Little Mountain evictions demonstrate injustice of social housing policies
By Elvin Wyly
It is an injustice that Ingrid Steenhuisen is facing eviction from Vancouver's Little Mountain community. The site has not even been rezoned, and Steenhuisen is told to get out.
Six years after Rich Coleman, the minister responsible for housing, emphatically stated, "These tenants will not be displaced," all of Ingrid's neighbours have been displaced, and Steenhuisen is told to get out. All the previous tenants who once lived at Little Mountain were lied to as they left, and Steenhuisen is told to get out. It's going to take at least a year for the polysyllabic "implementation" drama to unfold, and Steenhuisen is given two months to get out.
Let's get our priorities straight! If we really feel it's necessary to rebuild and upgrade the social housing of our cities, then let's do it. But that means we’ll have to target the really big zones of social housing in Canada: all those areas where wealthy and middle-class owners enjoy all the hidden subsidies of asset accumulation in our economic and legal system.

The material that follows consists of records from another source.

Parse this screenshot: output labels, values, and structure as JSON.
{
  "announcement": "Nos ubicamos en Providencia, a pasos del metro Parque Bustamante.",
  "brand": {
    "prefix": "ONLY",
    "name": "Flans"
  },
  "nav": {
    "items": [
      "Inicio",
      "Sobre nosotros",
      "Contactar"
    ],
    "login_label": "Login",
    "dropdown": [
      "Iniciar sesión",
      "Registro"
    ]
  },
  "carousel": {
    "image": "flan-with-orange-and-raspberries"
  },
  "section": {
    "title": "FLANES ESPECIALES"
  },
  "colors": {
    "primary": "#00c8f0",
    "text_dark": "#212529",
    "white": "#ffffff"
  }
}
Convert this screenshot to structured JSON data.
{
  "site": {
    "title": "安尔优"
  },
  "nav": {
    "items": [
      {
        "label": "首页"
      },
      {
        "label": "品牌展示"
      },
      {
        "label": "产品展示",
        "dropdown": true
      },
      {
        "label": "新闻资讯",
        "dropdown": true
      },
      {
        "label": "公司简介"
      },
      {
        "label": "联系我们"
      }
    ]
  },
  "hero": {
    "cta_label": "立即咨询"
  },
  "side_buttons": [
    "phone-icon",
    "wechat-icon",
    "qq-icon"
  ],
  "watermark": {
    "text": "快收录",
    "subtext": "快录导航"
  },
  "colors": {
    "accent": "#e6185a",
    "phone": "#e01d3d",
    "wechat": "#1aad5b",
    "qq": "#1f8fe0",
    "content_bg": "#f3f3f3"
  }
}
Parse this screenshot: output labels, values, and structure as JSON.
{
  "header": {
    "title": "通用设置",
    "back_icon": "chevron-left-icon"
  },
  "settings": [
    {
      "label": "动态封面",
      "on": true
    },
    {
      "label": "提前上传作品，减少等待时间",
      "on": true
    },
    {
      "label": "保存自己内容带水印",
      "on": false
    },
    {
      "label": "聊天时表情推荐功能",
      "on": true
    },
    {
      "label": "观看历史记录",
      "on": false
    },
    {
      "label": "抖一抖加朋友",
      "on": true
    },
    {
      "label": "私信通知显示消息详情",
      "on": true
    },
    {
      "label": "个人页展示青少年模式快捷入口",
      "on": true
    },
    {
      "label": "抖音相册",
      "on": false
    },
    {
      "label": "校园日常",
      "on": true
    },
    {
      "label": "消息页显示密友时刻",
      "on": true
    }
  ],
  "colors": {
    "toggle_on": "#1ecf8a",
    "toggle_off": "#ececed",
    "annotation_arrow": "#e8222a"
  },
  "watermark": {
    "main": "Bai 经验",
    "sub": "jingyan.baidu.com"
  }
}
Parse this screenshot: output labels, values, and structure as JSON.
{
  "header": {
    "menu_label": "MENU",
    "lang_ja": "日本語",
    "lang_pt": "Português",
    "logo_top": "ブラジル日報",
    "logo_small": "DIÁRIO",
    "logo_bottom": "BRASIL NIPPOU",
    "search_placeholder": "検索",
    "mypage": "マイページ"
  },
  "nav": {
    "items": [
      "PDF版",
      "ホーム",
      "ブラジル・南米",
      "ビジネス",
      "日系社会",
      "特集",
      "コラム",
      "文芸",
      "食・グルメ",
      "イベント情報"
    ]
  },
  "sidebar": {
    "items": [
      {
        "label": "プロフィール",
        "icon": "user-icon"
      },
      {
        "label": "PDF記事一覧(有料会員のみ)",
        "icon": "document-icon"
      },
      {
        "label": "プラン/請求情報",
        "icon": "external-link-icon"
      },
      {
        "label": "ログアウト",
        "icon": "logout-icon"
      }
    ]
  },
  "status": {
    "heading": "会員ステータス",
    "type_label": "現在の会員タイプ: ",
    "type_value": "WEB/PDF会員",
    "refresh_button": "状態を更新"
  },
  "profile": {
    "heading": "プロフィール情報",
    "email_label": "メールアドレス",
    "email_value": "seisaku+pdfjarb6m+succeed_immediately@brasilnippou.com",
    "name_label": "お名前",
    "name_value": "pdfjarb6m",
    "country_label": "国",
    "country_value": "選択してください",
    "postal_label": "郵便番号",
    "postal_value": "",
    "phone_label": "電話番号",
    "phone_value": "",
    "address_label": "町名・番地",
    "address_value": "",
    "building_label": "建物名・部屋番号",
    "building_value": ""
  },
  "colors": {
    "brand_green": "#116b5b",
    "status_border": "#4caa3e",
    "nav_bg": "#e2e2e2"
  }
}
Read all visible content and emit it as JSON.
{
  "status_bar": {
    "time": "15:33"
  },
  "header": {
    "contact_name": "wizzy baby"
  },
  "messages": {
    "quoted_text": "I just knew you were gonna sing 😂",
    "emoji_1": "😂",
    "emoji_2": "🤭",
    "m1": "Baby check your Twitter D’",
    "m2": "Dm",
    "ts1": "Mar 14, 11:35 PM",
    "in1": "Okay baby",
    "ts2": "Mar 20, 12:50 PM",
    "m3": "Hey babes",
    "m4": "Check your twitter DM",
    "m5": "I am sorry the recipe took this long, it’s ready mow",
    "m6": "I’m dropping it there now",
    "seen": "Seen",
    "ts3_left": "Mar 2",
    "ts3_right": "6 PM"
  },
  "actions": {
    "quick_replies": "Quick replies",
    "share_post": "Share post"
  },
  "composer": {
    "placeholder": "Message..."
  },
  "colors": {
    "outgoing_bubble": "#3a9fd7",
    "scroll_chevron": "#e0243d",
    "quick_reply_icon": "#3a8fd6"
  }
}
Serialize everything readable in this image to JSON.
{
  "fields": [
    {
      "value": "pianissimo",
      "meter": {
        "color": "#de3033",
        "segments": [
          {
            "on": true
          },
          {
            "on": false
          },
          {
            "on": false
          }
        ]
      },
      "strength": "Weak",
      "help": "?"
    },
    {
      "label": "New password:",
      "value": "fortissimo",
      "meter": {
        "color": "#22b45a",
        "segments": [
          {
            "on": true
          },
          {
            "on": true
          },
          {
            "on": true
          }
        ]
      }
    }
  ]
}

So, before you evict Ingrid Steenhuisen with a promise to improve that part of the urban landscape, could you please first evict me and everyone else in my building? We live in social housing too; it's just middle-class social housing of a certain type. And while we stratafarians do our best, we could learn a thing or two from what Thomas Thomson's UBC master's thesis documents as "a remarkably successful example of public housing that offered residents a supportive, crime-free, and beautiful living environment".
That's what Little Mountain was, before the bulldozers arrived.
Elvin Wyly is an associate professor of Geography and chair of the Urban Studies Coordinating Committee at the University of British Columbia.
"Final tenants at Vancouver's Little Mountain Housing receive eviction notices", by Yolande Cole, Georgia Straight
"Remaining tenants at Little Mountain told to move", by Cheryl Rossi, Vancouver Courier
The Death and Life of the Little Mountain Housing Project: BC's First Public Housing Community, by Thomas M. Thomson (MA thesis, Department of Geography, University of British Columbia)